##### MATERIALS PROVIDED #####

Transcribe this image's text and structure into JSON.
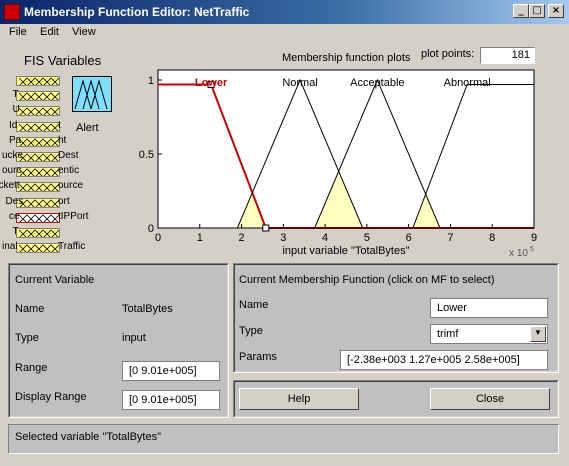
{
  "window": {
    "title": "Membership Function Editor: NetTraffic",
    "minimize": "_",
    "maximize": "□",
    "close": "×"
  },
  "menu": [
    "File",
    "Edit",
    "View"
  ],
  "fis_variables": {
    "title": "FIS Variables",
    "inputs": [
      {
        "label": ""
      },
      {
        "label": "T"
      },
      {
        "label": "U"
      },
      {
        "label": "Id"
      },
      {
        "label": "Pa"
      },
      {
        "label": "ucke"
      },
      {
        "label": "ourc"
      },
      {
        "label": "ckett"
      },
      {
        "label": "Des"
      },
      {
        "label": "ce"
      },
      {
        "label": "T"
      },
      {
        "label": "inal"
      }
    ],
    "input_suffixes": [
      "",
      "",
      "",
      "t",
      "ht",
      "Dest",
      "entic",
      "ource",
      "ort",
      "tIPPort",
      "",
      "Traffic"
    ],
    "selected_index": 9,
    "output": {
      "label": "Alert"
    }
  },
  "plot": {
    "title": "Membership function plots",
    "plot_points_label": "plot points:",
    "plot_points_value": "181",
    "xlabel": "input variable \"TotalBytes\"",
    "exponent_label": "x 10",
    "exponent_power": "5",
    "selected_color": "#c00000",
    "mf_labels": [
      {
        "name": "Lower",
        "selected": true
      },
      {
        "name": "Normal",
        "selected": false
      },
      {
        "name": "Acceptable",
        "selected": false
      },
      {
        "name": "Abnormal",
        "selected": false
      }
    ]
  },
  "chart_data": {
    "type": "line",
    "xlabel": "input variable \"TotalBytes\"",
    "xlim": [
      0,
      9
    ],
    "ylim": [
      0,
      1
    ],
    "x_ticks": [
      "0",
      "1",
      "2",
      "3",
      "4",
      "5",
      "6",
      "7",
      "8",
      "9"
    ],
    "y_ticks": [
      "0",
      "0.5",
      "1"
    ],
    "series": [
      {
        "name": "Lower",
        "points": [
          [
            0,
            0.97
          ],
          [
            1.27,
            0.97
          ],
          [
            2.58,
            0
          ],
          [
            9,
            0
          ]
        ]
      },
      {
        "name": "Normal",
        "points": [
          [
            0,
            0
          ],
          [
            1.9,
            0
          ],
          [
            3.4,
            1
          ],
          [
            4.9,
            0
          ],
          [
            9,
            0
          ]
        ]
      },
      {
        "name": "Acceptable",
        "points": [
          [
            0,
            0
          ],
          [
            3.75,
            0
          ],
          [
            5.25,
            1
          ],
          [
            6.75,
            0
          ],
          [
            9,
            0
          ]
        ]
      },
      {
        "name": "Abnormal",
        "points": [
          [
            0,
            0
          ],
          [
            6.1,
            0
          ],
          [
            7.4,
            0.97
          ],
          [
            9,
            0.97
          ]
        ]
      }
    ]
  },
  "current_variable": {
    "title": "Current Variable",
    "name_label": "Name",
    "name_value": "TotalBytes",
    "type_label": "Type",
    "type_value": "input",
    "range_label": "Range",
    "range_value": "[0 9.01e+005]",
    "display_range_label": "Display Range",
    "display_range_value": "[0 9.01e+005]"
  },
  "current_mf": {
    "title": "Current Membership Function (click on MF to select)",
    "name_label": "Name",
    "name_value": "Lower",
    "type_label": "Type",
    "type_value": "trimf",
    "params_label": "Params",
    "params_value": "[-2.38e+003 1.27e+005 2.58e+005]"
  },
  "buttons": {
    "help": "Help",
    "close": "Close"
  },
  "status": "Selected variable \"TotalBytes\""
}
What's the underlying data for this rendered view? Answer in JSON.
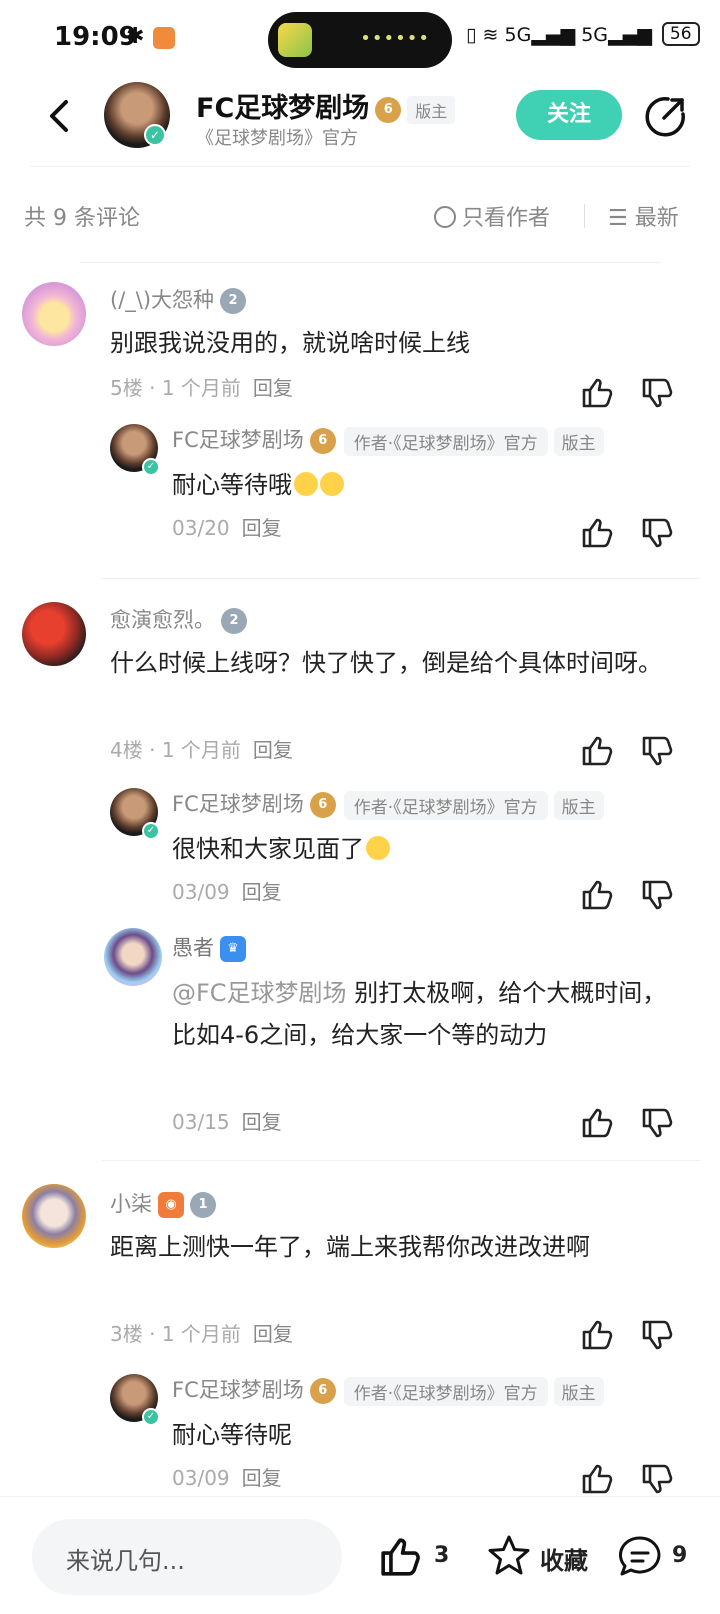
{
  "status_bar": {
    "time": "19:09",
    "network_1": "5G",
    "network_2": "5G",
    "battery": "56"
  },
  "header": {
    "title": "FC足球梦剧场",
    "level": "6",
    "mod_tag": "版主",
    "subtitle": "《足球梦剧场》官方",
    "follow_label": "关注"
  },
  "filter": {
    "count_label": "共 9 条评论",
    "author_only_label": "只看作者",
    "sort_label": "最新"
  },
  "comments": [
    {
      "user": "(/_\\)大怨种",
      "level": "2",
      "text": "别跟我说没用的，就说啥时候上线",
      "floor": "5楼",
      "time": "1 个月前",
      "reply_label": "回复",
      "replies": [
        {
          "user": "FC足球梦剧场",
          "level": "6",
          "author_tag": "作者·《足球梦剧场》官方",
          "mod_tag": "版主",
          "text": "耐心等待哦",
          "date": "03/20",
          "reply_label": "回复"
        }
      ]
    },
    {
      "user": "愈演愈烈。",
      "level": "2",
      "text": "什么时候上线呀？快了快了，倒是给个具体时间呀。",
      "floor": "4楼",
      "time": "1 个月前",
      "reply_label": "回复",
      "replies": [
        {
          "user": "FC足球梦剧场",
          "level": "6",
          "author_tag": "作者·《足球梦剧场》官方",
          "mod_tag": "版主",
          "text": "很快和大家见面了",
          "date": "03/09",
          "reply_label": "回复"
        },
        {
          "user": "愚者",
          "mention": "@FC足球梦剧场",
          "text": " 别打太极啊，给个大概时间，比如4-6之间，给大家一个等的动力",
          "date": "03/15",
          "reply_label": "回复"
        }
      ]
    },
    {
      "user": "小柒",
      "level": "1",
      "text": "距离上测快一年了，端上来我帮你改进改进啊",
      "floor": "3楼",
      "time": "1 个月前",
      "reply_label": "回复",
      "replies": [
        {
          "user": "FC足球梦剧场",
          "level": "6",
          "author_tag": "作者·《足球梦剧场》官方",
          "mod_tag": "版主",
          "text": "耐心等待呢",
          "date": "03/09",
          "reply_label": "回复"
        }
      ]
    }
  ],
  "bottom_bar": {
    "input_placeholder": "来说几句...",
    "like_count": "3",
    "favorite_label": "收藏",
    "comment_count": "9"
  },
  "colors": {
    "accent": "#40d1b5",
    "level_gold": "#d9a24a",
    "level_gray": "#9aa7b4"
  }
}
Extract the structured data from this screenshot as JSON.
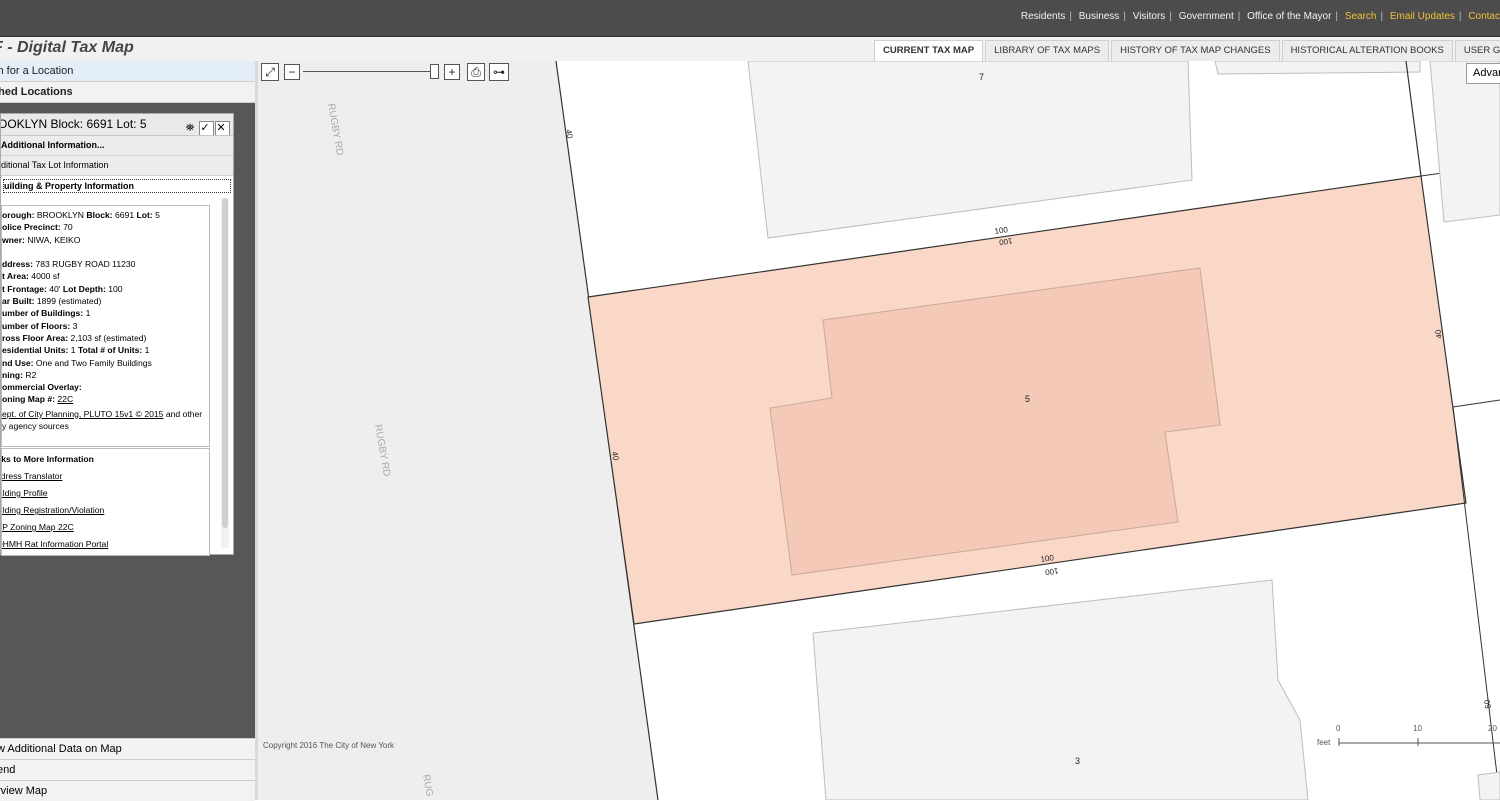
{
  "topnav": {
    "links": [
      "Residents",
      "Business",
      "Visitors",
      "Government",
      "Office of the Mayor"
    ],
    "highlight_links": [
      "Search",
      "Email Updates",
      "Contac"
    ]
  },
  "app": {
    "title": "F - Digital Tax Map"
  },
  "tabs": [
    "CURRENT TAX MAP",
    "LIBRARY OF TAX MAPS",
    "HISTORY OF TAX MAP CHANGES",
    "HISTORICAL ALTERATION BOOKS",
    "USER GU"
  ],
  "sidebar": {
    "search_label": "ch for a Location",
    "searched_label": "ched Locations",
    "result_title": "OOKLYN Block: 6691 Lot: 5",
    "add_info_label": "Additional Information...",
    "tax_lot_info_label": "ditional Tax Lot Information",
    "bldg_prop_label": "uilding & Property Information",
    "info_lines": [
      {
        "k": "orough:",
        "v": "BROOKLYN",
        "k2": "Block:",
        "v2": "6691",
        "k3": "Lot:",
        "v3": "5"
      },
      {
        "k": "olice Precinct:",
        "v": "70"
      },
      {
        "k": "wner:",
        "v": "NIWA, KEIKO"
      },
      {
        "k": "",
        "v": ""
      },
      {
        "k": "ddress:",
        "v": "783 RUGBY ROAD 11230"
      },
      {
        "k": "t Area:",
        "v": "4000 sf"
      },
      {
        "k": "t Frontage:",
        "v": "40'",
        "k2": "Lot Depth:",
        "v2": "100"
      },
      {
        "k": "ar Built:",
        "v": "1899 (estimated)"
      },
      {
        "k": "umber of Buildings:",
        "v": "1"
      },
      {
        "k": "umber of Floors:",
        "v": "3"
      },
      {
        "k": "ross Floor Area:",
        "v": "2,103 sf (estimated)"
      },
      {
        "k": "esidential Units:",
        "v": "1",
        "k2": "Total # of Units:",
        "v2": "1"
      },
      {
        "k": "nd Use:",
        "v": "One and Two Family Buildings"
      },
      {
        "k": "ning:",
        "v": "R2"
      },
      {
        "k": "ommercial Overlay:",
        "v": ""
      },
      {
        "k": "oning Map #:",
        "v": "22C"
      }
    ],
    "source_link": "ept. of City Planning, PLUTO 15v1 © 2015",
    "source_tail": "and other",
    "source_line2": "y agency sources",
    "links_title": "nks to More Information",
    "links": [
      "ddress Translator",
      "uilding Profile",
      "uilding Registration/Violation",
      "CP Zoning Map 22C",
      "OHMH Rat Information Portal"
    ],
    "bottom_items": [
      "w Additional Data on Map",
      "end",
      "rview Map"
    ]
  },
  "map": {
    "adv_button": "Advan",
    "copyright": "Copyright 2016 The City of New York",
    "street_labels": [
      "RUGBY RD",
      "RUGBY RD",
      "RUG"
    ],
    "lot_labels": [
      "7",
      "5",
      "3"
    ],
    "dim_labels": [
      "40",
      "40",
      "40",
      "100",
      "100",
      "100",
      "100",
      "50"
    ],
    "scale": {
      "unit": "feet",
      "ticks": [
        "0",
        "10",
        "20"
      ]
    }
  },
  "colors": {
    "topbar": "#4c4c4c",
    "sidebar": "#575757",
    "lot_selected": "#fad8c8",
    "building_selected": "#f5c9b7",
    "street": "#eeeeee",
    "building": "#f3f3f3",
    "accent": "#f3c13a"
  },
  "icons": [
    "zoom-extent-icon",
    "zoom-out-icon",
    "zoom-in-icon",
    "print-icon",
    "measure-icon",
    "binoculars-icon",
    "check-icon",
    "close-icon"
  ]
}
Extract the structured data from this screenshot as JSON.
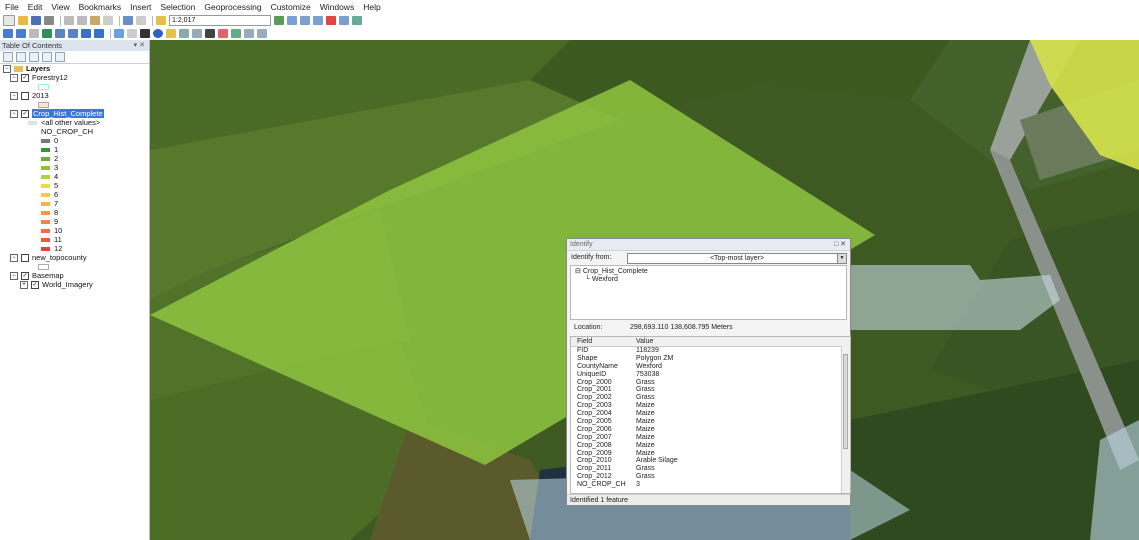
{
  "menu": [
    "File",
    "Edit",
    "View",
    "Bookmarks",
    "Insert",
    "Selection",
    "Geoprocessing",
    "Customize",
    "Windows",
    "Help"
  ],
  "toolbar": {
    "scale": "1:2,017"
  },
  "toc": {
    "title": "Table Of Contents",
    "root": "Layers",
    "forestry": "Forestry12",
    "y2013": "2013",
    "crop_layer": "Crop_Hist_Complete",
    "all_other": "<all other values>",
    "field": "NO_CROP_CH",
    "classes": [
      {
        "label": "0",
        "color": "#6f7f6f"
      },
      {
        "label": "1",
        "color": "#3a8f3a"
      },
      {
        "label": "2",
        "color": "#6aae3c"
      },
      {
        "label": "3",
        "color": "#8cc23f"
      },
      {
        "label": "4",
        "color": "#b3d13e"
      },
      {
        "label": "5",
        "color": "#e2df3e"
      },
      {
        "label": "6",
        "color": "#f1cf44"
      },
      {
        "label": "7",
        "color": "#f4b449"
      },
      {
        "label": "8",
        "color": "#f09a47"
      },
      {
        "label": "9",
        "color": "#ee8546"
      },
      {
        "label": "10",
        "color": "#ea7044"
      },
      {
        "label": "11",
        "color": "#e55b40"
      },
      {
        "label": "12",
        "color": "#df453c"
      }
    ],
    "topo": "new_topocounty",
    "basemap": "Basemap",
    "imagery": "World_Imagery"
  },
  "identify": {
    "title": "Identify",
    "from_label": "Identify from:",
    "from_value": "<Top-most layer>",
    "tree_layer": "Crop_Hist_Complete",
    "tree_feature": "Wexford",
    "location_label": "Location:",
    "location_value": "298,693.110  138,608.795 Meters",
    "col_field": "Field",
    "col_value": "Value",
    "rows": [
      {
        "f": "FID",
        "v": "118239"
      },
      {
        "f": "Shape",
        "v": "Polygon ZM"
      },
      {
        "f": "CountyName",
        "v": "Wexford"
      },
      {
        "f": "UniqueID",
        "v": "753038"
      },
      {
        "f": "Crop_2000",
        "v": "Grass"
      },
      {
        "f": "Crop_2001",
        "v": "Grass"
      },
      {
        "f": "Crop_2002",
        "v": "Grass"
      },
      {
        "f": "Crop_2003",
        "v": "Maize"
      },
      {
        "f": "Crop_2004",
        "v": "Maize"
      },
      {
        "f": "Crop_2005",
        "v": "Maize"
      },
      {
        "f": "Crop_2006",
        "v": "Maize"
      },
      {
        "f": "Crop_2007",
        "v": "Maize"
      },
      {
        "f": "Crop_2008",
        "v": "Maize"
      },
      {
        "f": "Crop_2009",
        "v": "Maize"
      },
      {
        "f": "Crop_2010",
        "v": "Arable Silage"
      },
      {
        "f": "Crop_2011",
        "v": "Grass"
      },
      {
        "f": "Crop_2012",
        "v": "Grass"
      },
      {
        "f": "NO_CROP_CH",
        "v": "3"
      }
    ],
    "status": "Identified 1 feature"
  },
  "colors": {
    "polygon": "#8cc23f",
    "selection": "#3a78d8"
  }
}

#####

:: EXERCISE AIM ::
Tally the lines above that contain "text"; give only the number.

:: ANSWER FOR THE TASK ::
8